* **THE TASK**
Return the lines below that carry the word "JSON".

* **Interface dataset entries**
--------
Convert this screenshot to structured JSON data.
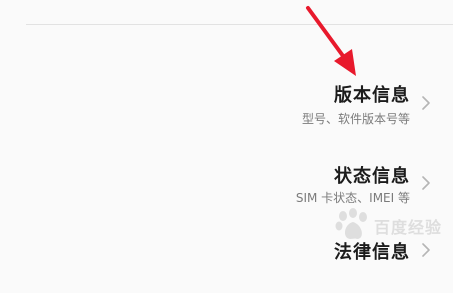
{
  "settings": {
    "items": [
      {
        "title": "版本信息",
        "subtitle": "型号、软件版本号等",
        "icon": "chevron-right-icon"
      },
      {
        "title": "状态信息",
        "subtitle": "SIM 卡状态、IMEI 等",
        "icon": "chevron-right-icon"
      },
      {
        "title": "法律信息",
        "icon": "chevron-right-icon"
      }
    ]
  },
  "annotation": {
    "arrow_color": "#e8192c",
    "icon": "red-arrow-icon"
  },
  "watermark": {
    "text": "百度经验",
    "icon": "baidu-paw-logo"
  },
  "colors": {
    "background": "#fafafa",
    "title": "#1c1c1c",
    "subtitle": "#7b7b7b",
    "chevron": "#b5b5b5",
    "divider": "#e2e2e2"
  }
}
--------
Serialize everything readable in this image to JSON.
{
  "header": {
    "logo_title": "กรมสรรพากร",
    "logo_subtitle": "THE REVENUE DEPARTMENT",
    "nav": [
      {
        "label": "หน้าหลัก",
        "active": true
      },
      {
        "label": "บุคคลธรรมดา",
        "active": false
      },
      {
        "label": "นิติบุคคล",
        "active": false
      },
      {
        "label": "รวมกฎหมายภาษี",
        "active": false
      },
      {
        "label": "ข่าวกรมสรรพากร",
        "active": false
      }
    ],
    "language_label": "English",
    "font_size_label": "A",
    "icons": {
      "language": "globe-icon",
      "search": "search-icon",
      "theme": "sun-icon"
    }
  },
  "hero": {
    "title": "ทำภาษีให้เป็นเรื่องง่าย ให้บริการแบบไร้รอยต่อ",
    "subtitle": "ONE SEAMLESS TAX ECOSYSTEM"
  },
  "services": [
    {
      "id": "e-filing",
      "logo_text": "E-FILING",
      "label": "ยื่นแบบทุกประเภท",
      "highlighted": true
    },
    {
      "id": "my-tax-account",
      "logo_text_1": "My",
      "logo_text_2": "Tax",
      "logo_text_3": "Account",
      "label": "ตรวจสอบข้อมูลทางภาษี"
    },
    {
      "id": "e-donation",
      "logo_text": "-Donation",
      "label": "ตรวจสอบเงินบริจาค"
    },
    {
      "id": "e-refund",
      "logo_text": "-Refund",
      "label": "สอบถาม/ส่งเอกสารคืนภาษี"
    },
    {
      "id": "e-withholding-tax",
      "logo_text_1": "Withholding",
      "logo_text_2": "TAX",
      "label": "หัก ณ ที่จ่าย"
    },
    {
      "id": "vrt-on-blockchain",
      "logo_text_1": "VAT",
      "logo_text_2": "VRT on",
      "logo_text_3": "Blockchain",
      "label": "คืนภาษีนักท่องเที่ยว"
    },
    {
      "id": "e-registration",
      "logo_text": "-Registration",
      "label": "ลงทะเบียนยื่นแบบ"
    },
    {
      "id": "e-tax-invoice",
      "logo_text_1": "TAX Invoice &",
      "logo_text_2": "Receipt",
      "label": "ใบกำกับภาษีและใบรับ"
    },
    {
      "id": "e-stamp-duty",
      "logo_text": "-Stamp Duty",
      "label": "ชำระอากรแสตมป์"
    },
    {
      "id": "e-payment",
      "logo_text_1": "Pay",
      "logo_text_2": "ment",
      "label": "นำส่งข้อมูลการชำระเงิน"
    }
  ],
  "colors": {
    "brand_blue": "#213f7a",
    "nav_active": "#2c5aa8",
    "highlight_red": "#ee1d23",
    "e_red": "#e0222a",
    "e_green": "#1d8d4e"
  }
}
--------
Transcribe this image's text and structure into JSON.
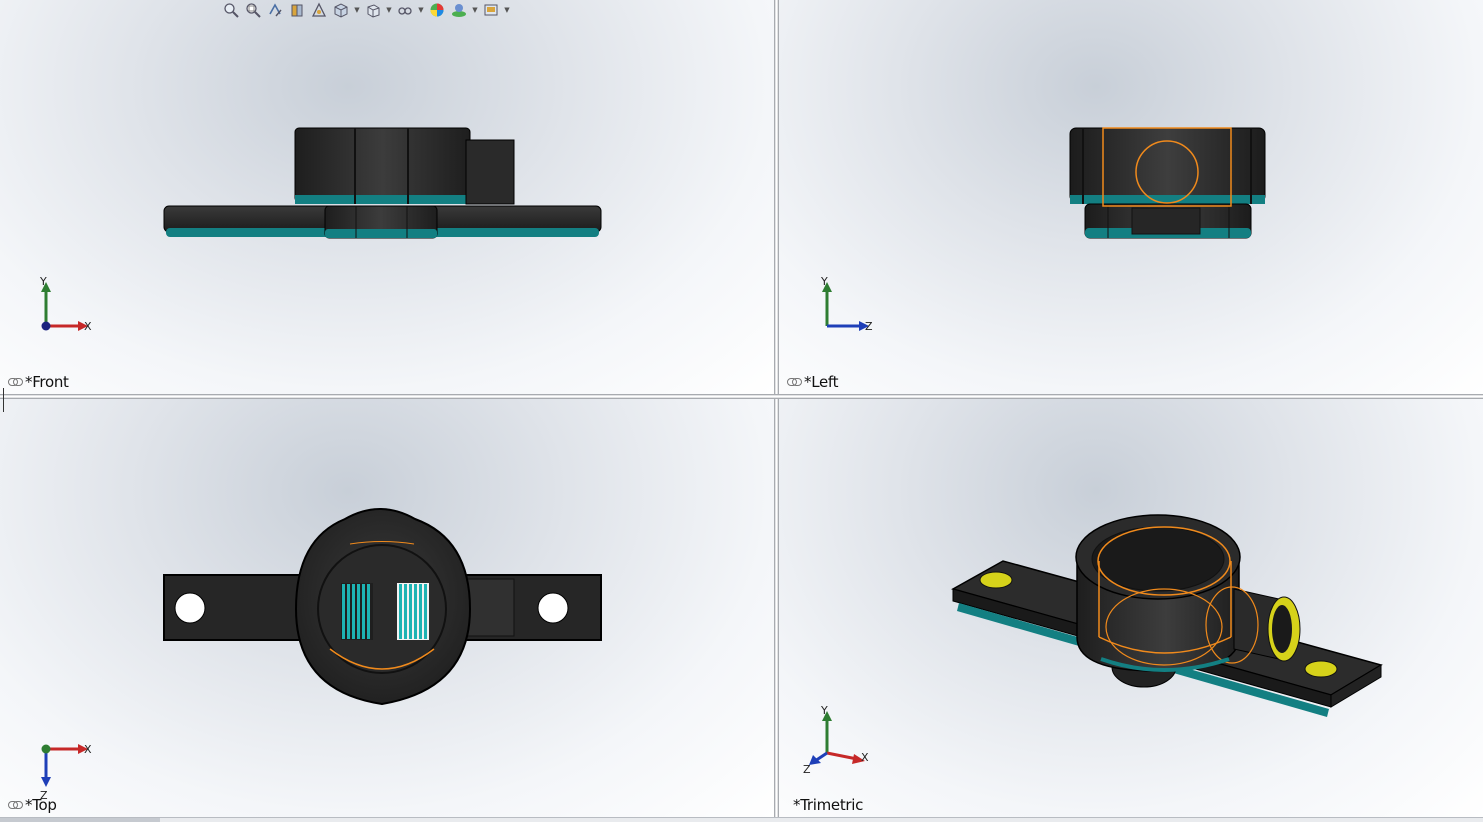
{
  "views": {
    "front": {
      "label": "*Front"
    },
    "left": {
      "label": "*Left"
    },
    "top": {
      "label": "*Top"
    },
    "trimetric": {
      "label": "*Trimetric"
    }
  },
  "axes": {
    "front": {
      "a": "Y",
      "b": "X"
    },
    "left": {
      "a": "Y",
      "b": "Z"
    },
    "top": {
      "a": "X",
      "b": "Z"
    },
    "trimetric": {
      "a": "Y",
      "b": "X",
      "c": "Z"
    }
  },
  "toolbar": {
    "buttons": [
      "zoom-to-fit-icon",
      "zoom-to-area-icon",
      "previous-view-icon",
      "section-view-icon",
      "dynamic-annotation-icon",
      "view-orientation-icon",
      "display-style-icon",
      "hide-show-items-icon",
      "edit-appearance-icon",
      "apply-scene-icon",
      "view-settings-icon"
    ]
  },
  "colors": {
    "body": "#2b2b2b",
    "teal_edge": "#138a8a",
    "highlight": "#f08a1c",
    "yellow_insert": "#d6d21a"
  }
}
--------
* **RESULT OF THIS EXERCISE**
Convert this screenshot to structured JSON data.
Serialize everything readable in this image to JSON.
Transcribe this image's text and structure into JSON.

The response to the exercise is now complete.